  • Half of all video plays are from a mobile device (Adelie Studios).

In summary: Mobile and video appear to be representing a match made in heaven. Our consumers have been given the power of being able to watch videos on the go, and marketers would be wise to ensure that at least some of their clips are optimized for these devices. Through a short, sharp delivery, they can be sure of a good audience on platforms like YouTube and Twitter.

Video tips

Getting into video content marketing is easy, but success is by no means assured. You need to look into trends around the channel, like the ones below, before you can start mapping everything out:

  • 43% of B2C companies name pre-produced video as their most successful piece of content marketing (CMA).
  • 33% of viewers will stop watching a video that hasn’t engaged them after 30 seconds (JPL)
  • 85% of videos on Facebook - the most popular video platform - are watched without sound (Digiday).
  • 1-15 seconds is the optimal length for a video ad (Adroit Digital)

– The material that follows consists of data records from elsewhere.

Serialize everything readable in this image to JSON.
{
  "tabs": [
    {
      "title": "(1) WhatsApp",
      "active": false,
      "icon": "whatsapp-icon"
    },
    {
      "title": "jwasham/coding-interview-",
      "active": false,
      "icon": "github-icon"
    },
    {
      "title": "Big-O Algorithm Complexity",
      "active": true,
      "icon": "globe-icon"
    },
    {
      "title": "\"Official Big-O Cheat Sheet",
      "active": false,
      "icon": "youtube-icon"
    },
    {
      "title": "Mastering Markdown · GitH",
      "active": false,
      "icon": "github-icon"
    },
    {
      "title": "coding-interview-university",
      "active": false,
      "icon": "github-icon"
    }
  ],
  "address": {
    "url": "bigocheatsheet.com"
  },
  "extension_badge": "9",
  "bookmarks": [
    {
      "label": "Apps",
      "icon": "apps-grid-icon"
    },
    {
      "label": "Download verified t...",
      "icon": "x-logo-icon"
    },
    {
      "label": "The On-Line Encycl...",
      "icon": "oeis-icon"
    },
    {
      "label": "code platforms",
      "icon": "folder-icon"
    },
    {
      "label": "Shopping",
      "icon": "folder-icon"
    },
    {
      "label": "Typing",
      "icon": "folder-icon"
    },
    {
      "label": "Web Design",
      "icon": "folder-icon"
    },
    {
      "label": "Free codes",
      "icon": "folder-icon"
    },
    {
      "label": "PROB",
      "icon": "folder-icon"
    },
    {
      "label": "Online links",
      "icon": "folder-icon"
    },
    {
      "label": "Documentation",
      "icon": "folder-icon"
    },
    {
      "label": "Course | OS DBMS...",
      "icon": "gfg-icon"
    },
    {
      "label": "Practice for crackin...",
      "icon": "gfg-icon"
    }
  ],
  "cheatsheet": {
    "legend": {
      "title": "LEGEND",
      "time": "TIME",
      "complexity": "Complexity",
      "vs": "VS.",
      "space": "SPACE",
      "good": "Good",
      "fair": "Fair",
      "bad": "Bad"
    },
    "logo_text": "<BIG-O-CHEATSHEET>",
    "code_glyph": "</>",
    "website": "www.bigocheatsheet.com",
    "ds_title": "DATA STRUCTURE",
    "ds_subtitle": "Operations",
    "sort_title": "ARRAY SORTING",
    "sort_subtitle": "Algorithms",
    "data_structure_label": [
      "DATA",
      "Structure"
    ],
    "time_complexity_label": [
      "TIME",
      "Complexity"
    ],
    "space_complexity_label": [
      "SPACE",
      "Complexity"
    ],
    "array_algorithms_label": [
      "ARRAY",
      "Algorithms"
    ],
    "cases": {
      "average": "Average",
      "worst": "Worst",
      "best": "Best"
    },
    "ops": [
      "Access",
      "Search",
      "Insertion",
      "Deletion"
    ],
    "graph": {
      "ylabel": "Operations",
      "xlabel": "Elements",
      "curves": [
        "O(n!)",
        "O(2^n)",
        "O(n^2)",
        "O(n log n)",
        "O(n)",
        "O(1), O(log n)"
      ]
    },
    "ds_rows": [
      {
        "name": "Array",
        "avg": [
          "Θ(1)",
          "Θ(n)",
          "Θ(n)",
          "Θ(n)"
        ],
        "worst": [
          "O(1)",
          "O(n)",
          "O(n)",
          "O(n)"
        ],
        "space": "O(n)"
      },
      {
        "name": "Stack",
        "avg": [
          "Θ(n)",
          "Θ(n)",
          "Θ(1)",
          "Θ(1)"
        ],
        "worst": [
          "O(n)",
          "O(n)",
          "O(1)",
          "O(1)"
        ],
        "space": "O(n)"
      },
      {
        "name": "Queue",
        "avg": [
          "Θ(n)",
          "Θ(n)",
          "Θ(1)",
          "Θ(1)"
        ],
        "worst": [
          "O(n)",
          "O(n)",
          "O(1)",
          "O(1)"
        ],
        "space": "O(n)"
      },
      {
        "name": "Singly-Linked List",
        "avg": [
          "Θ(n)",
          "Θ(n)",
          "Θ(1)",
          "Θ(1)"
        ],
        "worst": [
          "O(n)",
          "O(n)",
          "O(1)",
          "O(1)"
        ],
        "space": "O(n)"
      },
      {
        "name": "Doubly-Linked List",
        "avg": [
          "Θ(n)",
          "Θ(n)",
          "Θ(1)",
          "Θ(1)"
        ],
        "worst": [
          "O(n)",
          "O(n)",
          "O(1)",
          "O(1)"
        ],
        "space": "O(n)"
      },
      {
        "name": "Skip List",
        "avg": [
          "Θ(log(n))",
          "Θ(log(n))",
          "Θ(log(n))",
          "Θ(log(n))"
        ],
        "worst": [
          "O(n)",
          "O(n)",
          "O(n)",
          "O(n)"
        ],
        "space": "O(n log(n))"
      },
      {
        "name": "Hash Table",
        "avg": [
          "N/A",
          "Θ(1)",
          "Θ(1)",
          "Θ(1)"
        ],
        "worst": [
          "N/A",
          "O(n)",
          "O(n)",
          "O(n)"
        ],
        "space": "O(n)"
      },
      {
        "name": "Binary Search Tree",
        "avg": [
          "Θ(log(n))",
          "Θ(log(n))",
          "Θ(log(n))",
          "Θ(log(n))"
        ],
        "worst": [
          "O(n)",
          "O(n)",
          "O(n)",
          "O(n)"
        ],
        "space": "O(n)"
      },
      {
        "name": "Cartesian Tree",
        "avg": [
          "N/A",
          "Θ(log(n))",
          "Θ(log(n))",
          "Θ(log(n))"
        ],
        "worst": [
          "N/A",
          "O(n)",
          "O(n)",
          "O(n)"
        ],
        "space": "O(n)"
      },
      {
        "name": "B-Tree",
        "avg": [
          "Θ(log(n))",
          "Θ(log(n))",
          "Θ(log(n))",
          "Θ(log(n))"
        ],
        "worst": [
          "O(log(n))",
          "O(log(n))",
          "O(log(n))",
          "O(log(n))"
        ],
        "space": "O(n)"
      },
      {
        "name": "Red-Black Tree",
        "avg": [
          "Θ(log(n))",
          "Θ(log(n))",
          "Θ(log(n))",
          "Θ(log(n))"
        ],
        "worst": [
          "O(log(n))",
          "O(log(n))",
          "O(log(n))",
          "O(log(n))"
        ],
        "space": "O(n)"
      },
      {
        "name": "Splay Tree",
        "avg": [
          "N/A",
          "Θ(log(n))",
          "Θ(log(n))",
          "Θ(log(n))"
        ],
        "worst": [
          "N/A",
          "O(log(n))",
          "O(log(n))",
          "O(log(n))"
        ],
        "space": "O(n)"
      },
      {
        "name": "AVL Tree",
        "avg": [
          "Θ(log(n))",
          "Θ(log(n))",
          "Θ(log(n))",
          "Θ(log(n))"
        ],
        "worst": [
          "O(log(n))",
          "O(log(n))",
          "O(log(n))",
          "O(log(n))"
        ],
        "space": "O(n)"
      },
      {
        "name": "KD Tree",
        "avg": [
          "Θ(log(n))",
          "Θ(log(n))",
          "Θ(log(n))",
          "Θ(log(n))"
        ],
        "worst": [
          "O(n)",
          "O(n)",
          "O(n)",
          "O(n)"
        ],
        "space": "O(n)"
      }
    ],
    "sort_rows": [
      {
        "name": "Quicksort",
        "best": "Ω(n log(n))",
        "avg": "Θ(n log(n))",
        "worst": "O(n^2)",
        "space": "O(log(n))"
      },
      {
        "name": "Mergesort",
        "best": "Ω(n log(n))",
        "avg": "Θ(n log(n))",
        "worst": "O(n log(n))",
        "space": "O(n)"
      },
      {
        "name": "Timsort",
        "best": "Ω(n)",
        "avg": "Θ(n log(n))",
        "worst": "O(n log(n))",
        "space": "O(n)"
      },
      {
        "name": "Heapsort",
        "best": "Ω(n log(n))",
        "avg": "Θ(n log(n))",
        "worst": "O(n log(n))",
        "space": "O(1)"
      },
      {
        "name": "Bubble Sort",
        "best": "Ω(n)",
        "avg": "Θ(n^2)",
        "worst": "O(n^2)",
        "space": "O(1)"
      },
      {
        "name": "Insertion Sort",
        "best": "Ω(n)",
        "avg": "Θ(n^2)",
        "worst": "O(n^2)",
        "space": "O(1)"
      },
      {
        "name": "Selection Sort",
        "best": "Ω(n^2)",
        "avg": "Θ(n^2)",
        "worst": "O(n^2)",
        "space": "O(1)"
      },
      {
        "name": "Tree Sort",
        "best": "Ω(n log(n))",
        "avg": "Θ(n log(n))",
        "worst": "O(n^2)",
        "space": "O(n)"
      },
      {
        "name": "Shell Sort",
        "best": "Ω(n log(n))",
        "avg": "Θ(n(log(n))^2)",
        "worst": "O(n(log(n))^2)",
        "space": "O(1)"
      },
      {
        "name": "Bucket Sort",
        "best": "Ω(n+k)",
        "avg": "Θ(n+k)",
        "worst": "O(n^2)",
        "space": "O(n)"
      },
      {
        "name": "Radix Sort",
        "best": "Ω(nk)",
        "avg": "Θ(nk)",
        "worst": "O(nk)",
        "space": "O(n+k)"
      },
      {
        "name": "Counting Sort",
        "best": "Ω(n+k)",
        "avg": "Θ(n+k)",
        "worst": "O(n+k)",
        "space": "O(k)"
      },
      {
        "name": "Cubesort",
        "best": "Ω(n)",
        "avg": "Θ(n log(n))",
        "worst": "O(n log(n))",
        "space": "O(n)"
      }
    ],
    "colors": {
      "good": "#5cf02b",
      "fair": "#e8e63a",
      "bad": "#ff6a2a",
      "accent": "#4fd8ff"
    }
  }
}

In summary: Consumer behavior can shift at an alarming rate. From the video content marketing stats above, we’re seeing a trend in audio-less viewing, and the lack of interest in clips that don’t immediately strike a chord. A more direct approach is also advised with ads that feature among video content, where 1-15 seconds is the preferred length. Another interesting fact is that many brands are looking to repurpose their old footage rather than creating something new each time. Perhaps this will represent a key strategy for more businesses in the future.